Such a retaliatory move, in the wake of Trump's first big protectionist action, comes at a time when foreign demand for U.S. debt is seen critical to offset an expected surge in federal borrowing needs, analysts and investors said on Friday.

"The threats are real," said Kristina Hooper, chief global market strategist at Invesco in New York.  "We need more foreign demand, not less."

To be sure, it is unlikely that Beijing, Tokyo and other overseas central banks would dump Treasuries altogether, if at all, analysts and investors said. Countries could wind up torching their own U.S. bond investments, without winning any guaranteed gains from Washington, they said.

"They already own a lot of them.  They would be shooting themselves in the foot," said Jack McIntyre, portfolio manager at Brandywine Global Investment Management in Philadelphia.

China has been threatening to dump U.S. debt for years, so nothing new there.  And it would have to be a pretty bad trade war for countries to tank their own economies to get back at the U.S.

But that doesn't mean there aren't serious repercussions being considered by our trading partners.

Reuters:

Major U.S. trade partners are likely to hit back.

Europe has drawn up a list of U.S. products on which to apply tariffs if Trump follows through on his plan.

"We will put tariffs on Harley-Davidson, on bourbon and on blue jeans – Levi's," European Commission President Jean-Claude Juncker told German television.

Trump's threats to unleash a trade war over steel crushed any hopes of substantial progress in current talks with Canada and Mexico to rework the North American Free Trade Agreement, heightening fears for the trade deal's future.

Canadian Prime Minister Justin Trudeau said any U.S. tariffs on steel and aluminum would be "absolutely unacceptable" and vowed to continue to engage with U.S. officials on the issue.

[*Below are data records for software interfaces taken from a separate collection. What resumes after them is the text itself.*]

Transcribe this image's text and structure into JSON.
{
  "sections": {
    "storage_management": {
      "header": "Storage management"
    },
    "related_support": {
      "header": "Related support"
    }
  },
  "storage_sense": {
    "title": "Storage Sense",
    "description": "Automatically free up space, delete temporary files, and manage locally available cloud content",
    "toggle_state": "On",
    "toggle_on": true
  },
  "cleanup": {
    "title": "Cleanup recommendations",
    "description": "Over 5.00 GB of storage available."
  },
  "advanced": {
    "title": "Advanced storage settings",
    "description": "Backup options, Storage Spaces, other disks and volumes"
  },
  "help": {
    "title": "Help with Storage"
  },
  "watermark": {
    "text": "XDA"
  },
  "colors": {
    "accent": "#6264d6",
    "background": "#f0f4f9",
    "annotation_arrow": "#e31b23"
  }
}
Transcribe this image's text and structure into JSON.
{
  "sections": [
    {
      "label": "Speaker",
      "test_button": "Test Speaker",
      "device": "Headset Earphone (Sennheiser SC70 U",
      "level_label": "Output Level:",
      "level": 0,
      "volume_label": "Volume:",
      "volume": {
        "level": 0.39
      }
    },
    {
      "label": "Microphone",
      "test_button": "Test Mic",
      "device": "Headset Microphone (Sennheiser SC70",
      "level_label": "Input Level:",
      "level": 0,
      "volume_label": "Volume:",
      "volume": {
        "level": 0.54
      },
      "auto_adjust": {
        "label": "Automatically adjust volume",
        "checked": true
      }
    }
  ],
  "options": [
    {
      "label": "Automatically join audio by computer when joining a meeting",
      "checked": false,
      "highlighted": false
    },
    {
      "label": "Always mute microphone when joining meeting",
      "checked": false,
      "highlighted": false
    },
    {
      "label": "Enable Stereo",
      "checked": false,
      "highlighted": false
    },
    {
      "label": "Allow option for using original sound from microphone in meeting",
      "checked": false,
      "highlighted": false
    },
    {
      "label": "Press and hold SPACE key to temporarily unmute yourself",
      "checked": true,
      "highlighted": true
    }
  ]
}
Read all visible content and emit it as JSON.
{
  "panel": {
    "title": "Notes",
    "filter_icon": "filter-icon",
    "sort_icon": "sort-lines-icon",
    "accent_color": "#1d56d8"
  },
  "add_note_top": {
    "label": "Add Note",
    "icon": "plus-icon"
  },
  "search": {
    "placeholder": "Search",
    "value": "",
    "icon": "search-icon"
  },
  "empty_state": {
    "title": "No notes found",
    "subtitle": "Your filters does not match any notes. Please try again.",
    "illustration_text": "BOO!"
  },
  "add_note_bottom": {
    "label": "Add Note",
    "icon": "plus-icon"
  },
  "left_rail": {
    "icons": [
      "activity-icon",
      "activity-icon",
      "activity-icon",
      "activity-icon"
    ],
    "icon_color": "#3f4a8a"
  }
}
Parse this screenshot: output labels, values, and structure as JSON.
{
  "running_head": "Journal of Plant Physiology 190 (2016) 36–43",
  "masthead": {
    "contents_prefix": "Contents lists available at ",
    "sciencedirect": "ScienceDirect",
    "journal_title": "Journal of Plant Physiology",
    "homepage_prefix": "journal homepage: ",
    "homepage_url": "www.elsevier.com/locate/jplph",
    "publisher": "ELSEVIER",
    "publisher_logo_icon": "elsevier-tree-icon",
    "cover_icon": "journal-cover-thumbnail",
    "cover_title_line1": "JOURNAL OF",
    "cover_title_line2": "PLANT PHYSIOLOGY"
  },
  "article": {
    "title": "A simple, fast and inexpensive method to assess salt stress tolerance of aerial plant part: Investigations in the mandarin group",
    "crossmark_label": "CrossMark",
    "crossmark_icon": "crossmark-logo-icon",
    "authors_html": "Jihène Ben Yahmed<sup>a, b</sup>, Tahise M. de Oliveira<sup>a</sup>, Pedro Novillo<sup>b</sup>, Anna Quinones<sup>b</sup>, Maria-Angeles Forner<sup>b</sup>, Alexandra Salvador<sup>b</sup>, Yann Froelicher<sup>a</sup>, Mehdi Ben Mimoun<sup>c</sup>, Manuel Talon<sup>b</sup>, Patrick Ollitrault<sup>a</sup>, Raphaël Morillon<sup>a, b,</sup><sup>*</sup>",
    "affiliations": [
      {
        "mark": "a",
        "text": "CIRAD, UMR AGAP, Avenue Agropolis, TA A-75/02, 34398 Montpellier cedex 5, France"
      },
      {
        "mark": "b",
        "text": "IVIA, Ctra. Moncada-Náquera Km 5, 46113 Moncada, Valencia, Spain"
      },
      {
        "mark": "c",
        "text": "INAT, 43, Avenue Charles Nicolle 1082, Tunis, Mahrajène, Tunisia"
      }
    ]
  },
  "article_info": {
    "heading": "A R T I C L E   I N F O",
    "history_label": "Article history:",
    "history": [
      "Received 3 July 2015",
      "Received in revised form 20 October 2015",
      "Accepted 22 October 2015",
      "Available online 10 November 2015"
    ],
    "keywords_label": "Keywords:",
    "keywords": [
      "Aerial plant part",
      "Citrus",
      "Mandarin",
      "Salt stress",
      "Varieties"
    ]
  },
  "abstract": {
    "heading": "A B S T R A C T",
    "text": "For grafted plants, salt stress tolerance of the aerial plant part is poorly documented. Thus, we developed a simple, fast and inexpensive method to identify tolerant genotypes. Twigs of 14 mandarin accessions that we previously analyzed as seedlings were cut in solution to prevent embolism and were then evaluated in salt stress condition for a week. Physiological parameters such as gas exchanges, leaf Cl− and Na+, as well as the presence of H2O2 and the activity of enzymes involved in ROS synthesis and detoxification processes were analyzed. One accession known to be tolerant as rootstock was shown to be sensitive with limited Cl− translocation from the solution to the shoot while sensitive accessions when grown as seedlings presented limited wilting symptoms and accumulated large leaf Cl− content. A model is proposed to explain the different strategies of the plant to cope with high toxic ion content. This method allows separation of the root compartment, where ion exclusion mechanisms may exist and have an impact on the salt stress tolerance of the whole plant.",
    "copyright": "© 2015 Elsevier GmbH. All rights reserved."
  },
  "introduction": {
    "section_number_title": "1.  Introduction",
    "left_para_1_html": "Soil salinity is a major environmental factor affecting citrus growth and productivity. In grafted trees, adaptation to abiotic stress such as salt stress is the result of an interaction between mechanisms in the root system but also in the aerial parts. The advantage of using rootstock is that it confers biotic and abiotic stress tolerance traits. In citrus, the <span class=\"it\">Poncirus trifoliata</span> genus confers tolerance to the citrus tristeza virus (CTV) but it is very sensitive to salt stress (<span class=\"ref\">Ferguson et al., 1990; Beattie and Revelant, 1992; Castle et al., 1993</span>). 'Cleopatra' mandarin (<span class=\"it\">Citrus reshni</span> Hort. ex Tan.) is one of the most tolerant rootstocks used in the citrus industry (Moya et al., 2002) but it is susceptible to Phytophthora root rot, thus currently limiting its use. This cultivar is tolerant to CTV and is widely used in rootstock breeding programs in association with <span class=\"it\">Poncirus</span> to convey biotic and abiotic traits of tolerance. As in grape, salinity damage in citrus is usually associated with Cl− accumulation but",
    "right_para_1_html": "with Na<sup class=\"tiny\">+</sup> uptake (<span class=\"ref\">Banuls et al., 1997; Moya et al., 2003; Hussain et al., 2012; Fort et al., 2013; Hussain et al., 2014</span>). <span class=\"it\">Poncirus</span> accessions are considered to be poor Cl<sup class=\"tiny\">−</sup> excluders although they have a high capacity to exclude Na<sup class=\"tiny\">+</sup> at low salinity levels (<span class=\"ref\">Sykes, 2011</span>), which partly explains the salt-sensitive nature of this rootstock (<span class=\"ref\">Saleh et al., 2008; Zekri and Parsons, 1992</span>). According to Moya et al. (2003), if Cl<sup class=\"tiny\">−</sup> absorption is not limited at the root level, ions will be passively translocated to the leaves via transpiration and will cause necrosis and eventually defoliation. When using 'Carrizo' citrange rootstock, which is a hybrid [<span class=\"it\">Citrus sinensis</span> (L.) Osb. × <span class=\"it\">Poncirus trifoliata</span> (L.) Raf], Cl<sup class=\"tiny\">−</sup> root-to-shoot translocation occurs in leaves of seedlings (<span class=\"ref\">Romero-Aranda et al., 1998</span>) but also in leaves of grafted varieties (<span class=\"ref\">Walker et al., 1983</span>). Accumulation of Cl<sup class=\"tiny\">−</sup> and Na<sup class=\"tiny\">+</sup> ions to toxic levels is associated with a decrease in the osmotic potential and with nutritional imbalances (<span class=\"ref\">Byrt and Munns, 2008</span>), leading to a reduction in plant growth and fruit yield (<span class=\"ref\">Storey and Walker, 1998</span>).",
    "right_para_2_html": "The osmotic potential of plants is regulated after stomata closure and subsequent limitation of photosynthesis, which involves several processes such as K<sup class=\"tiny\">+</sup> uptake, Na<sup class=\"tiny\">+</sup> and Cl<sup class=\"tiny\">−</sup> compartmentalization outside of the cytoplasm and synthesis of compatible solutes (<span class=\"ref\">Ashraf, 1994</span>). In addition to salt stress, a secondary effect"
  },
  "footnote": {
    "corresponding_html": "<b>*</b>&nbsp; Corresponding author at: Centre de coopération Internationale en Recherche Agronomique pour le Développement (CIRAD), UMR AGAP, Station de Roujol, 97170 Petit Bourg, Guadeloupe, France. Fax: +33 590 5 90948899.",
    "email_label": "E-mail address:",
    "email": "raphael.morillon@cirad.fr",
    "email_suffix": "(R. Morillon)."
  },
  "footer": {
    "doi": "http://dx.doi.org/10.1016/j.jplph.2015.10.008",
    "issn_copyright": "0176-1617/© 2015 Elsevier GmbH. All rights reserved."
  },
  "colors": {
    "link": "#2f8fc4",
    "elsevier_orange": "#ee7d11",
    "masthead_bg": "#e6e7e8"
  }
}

The International Monetary Fund also expressed concern, saying the proposed tariffs would likely damage the U.S. economy and those of other nations.

The U.S. is the third largest producer of steel in the world but also the world's biggest importer.  No one expects U.S. steel plants shuttered for 50 years to rise from the dead if we slap a tariff on imports, but it's generally agreed that protectionist action would create thousands of jobs.

But any tariffs would likely lead to a net loss of jobs in some other industries that are heavily dependent on exporting their goods.  It's why, despite the president's boast, trade wars are not good and are never easy to win.  In fact, if the past is any indication, there will be only losers.

Thomas Lifson adds:

We are a long way from actual moves to impose tariffs.  President Trump, in his usual pattern, is throwing out a provocation to see what kind of response comes.  That helps him formulate his further strategy, which will include actual administrative measures and possibly legislation.

Trump has made it clear that there are national security reasons to maintain steel and aluminum industrial capabilities in the United States.  That is a legitimate – indeed, a wise – reason to question the overall benefits of freer trade.

In reality TV terms, this is the trailer for the series to follow.